Why do vets use slip collars?

Yes, Vets will occasionally use slip leads, because they are instantly effective for controlling where a dog goes. While a dog could pull against a harness to try to get away, the slip collar instantly tightens on the throat if a dog tries this.

As such, it is appreciably easier for a vet to control your dog and administer emergency care.

Is a slip collar better than a harness?

Some owners say that it is, while other owners feel that they are unnecessarily cruel. For training, they are definitely effective, though a harness to be the preferred method as it is kinder and does not use constriction around the throat as a means to restrain a dog.

A harness still has caveats, in that if you leave it on all of the time it will put an unnecessary strain on the shoulders, but if you only put it on for walks and take it off immediately afterwards then this potential issue is easily negated.

What is the best harness and lead for my dog?

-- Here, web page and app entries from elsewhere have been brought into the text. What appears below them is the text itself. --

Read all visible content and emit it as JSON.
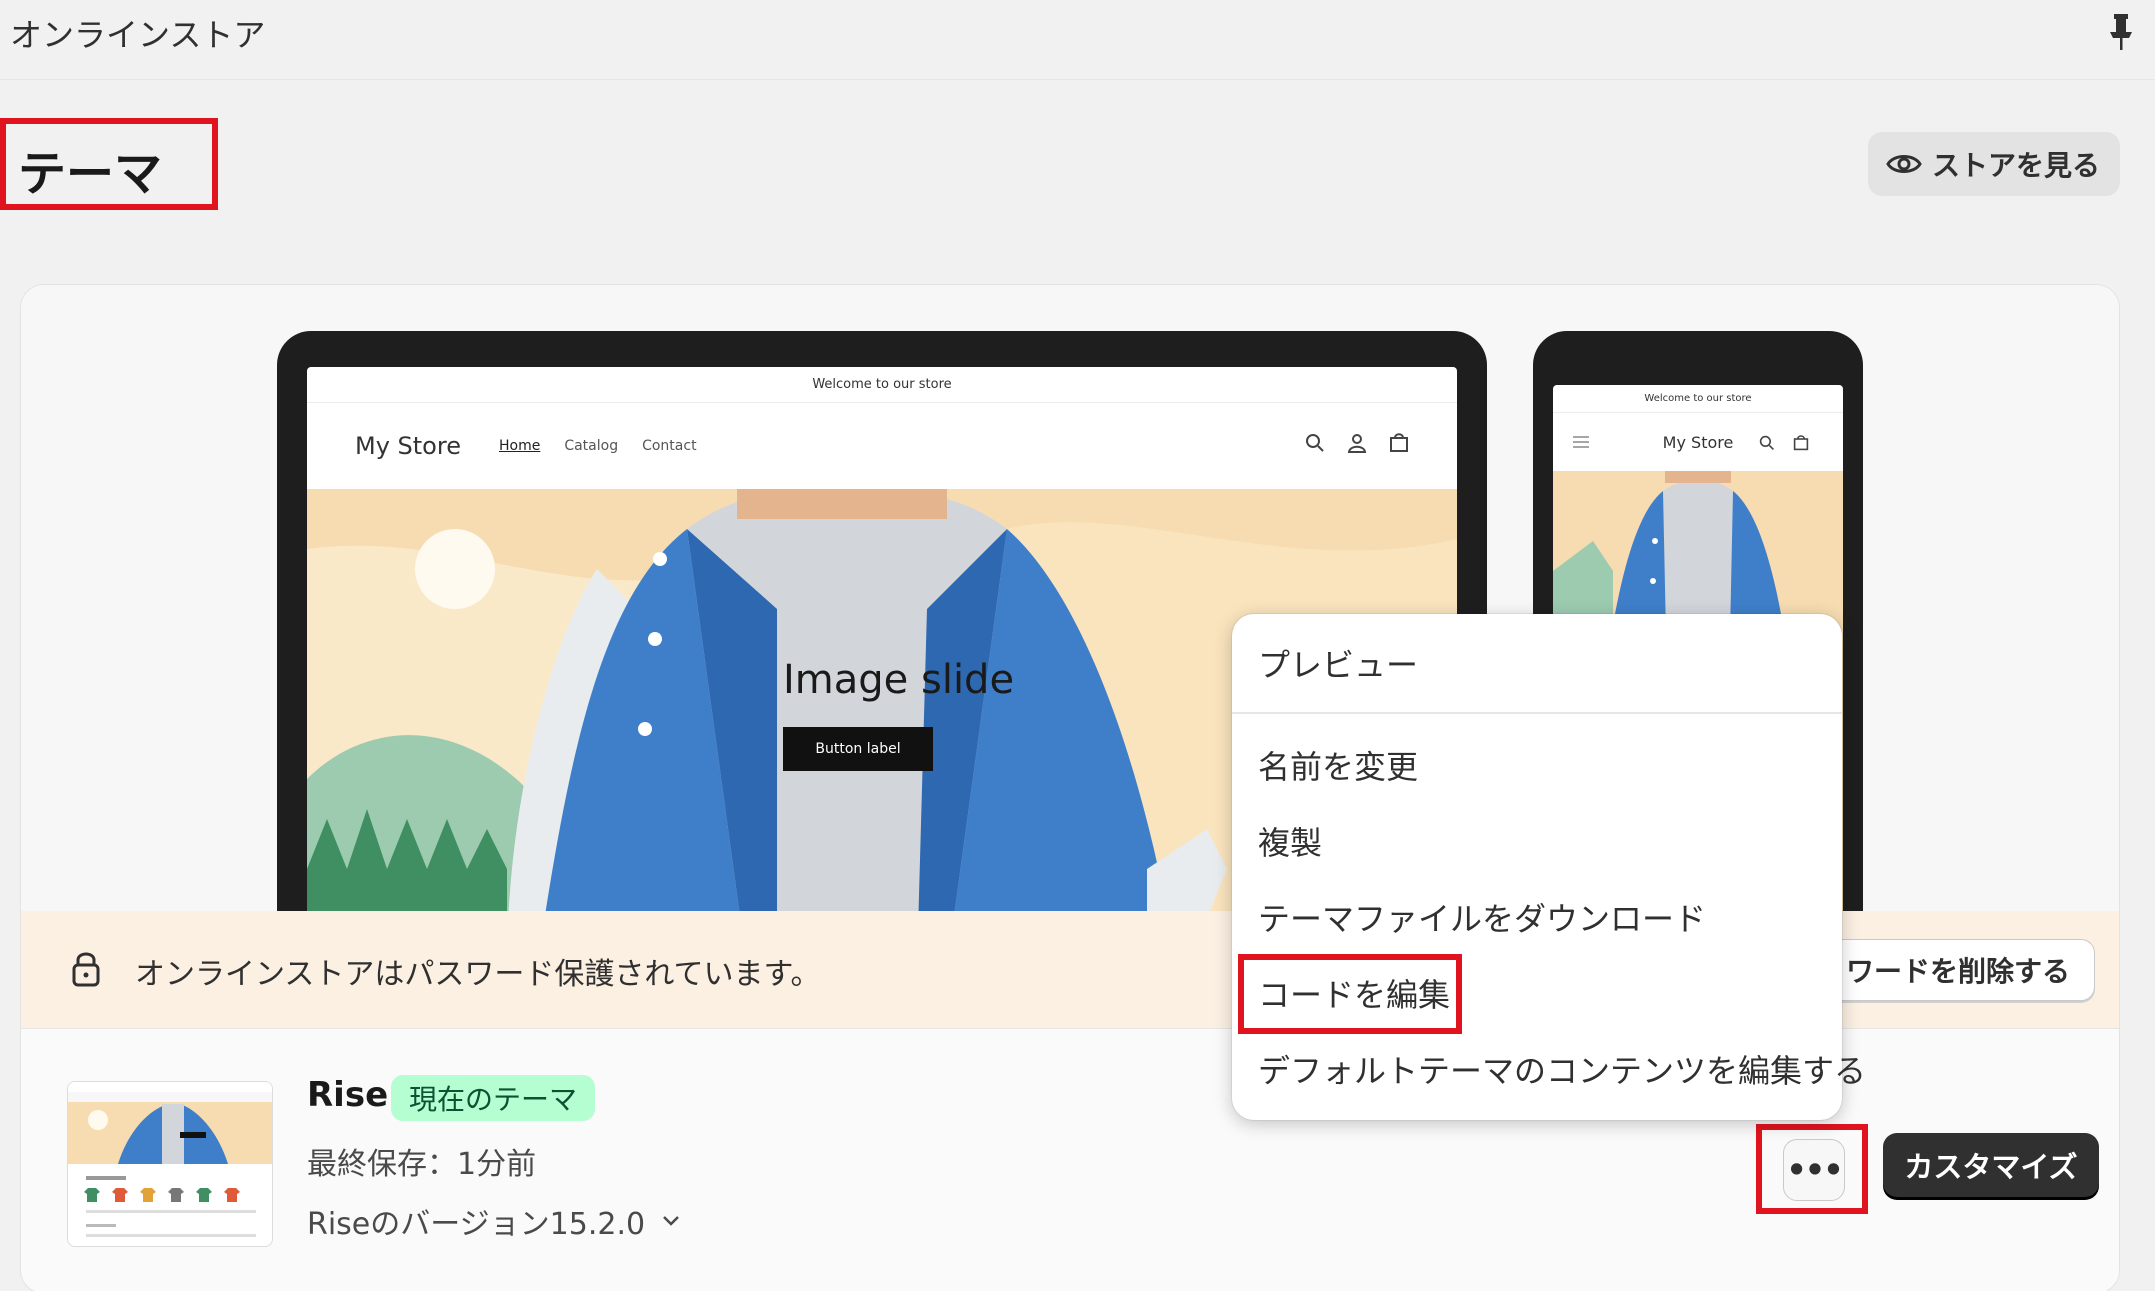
{
  "topbar": {
    "breadcrumb": "オンラインストア",
    "pin_icon": "pin-icon"
  },
  "header": {
    "title": "テーマ",
    "view_store_label": "ストアを見る",
    "view_store_icon": "eye-icon"
  },
  "preview": {
    "announcement": "Welcome to our store",
    "store_name": "My Store",
    "nav_links": [
      "Home",
      "Catalog",
      "Contact"
    ],
    "slide_title": "Image slide",
    "slide_button": "Button label"
  },
  "password_banner": {
    "text": "オンラインストアはパスワード保護されています。",
    "remove_button": "ワードを削除する"
  },
  "theme": {
    "name": "Rise",
    "badge": "現在のテーマ",
    "last_saved": "最終保存：1分前",
    "version": "Riseのバージョン15.2.0"
  },
  "actions": {
    "more_label": "•••",
    "customize_label": "カスタマイズ"
  },
  "menu": {
    "items": [
      "プレビュー",
      "名前を変更",
      "複製",
      "テーマファイルをダウンロード",
      "コードを編集",
      "デフォルトテーマのコンテンツを編集する"
    ]
  },
  "colors": {
    "highlight": "#e0141e",
    "badge_bg": "#b4fed2",
    "banner_bg": "#fcf0e3",
    "primary_button": "#303030"
  }
}
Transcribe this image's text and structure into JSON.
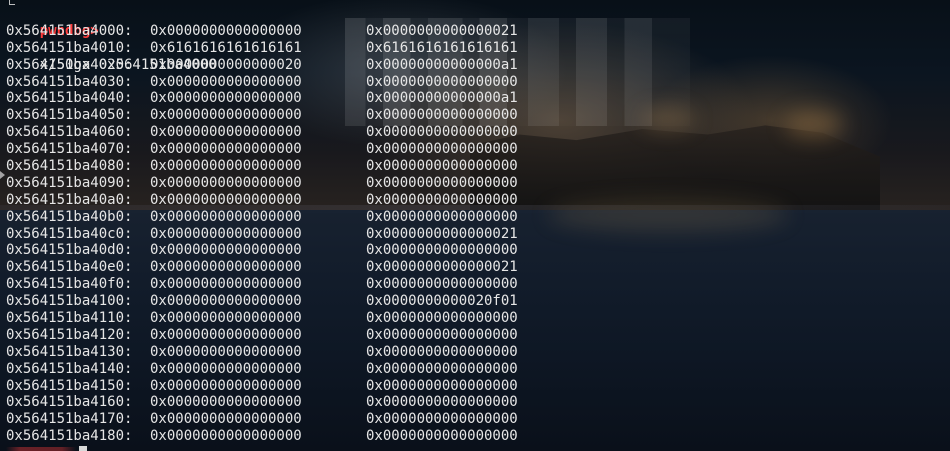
{
  "terminal": {
    "prompt": "pwndbg>",
    "command": "x/50gx 0x564151ba4000",
    "rows": [
      {
        "address": "0x564151ba4000:",
        "word1": "0x0000000000000000",
        "word2": "0x0000000000000021"
      },
      {
        "address": "0x564151ba4010:",
        "word1": "0x6161616161616161",
        "word2": "0x6161616161616161"
      },
      {
        "address": "0x564151ba4020:",
        "word1": "0x0000000000000020",
        "word2": "0x00000000000000a1"
      },
      {
        "address": "0x564151ba4030:",
        "word1": "0x0000000000000000",
        "word2": "0x0000000000000000"
      },
      {
        "address": "0x564151ba4040:",
        "word1": "0x0000000000000000",
        "word2": "0x00000000000000a1"
      },
      {
        "address": "0x564151ba4050:",
        "word1": "0x0000000000000000",
        "word2": "0x0000000000000000"
      },
      {
        "address": "0x564151ba4060:",
        "word1": "0x0000000000000000",
        "word2": "0x0000000000000000"
      },
      {
        "address": "0x564151ba4070:",
        "word1": "0x0000000000000000",
        "word2": "0x0000000000000000"
      },
      {
        "address": "0x564151ba4080:",
        "word1": "0x0000000000000000",
        "word2": "0x0000000000000000"
      },
      {
        "address": "0x564151ba4090:",
        "word1": "0x0000000000000000",
        "word2": "0x0000000000000000"
      },
      {
        "address": "0x564151ba40a0:",
        "word1": "0x0000000000000000",
        "word2": "0x0000000000000000"
      },
      {
        "address": "0x564151ba40b0:",
        "word1": "0x0000000000000000",
        "word2": "0x0000000000000000"
      },
      {
        "address": "0x564151ba40c0:",
        "word1": "0x0000000000000000",
        "word2": "0x0000000000000021"
      },
      {
        "address": "0x564151ba40d0:",
        "word1": "0x0000000000000000",
        "word2": "0x0000000000000000"
      },
      {
        "address": "0x564151ba40e0:",
        "word1": "0x0000000000000000",
        "word2": "0x0000000000000021"
      },
      {
        "address": "0x564151ba40f0:",
        "word1": "0x0000000000000000",
        "word2": "0x0000000000000000"
      },
      {
        "address": "0x564151ba4100:",
        "word1": "0x0000000000000000",
        "word2": "0x0000000000020f01"
      },
      {
        "address": "0x564151ba4110:",
        "word1": "0x0000000000000000",
        "word2": "0x0000000000000000"
      },
      {
        "address": "0x564151ba4120:",
        "word1": "0x0000000000000000",
        "word2": "0x0000000000000000"
      },
      {
        "address": "0x564151ba4130:",
        "word1": "0x0000000000000000",
        "word2": "0x0000000000000000"
      },
      {
        "address": "0x564151ba4140:",
        "word1": "0x0000000000000000",
        "word2": "0x0000000000000000"
      },
      {
        "address": "0x564151ba4150:",
        "word1": "0x0000000000000000",
        "word2": "0x0000000000000000"
      },
      {
        "address": "0x564151ba4160:",
        "word1": "0x0000000000000000",
        "word2": "0x0000000000000000"
      },
      {
        "address": "0x564151ba4170:",
        "word1": "0x0000000000000000",
        "word2": "0x0000000000000000"
      },
      {
        "address": "0x564151ba4180:",
        "word1": "0x0000000000000000",
        "word2": "0x0000000000000000"
      }
    ]
  },
  "colors": {
    "prompt": "#ff3b3b",
    "text": "#e6e6e6"
  }
}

For dogs with control issues, a standard 6-foot lead of nylon or leather is ideal and should be used with a front-clip style padded harness. The front clip will give you more control than a back clip and the padding on the harness ensures that your dog stays comfortable during their training.